  • The common fructose intolerance is correctly fructose malabsorption. This means that the body can only take up (absorb) a limited amount at one time in the intestine.
  • The fructose intolerance typically leads to gas / bloating, abdominal pain and diarrhea if you have consumed too much of the sugar.
  • The doctor can determine the intolerance using a breath test.
  • Those who are sensitive to fructose have to find the individual threshold from which they can consume fruit, juice and sweets without problems. A completely fructose-free diet is not recommended.
  • Hereditary fructose intolerance occurs very rarely, in which affected people can absorb fructose through the intestine, but cannot break it down, they are intolerant to fructose and have to avoid it completely. The disease is serious and mostly affects babies.

This post is primarily concerned with the common fructose malabsorption.

Intolerance, malabsorption, maldigestion, intolerance, allergy: what the terms mean

Food intolerance is a slang term used to express that, for example, you do not tolerate fructose well if you consume it.

If you are intolerant to food, the body cannot break down a certain substance properly because it lacks the necessary enzyme. The substance accumulates in the organism. Example: hereditary fructose intolerance.

The much more common fructose intolerance, in which people can only absorb limited amounts of fructose at one time in the intestine, is malabsorption. The fructose is metabolized normally.

Maldigestion means: food components cannot or only insufficiently be broken down and absorbed by the body. Here too, an enzyme deficiency, for example in the pancreas, often plays a role.

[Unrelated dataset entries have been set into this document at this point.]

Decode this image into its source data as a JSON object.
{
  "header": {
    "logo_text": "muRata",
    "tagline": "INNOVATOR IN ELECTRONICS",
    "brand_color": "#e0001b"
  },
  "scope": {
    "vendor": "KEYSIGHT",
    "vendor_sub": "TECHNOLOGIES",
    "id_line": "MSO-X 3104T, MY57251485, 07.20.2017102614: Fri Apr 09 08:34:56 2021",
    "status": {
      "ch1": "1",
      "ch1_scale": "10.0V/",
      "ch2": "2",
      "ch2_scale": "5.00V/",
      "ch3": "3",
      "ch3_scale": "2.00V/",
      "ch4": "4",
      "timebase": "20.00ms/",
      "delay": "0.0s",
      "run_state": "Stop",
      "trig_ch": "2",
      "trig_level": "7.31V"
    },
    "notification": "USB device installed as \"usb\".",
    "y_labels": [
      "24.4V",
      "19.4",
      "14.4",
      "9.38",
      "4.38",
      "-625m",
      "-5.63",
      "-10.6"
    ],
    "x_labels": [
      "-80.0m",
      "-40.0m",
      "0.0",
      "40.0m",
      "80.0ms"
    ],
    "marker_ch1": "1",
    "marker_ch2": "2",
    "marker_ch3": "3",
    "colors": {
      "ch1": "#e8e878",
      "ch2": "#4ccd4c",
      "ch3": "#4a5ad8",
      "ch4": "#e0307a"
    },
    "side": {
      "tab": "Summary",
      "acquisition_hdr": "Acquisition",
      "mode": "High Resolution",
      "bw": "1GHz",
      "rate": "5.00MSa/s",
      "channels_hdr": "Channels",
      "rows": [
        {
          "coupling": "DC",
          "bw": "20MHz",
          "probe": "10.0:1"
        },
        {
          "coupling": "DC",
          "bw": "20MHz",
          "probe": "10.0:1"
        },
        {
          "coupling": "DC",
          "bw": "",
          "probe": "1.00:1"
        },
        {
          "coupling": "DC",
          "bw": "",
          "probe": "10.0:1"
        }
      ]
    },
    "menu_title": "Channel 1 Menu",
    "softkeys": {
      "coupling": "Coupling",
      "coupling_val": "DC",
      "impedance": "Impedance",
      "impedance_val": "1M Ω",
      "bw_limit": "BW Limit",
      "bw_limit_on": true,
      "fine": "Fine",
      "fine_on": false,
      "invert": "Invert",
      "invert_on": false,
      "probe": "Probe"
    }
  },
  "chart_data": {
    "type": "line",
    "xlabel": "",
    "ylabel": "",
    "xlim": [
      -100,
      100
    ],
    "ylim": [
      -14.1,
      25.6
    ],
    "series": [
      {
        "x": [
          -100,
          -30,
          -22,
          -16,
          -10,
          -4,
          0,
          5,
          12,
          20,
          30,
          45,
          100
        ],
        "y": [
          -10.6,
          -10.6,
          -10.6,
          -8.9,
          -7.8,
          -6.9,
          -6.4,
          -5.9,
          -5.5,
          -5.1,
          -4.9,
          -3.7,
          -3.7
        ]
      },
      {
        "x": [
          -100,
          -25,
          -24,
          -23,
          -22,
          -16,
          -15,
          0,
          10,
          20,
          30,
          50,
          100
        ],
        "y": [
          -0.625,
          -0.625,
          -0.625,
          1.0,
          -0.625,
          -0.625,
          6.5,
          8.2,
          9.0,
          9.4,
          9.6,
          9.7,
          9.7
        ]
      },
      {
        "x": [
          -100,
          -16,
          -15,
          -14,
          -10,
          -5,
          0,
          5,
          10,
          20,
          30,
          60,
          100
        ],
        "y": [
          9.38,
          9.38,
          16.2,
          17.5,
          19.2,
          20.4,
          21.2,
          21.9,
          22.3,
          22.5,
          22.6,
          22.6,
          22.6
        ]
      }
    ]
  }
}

A food allergy is an immune system reaction to certain ingredients in food.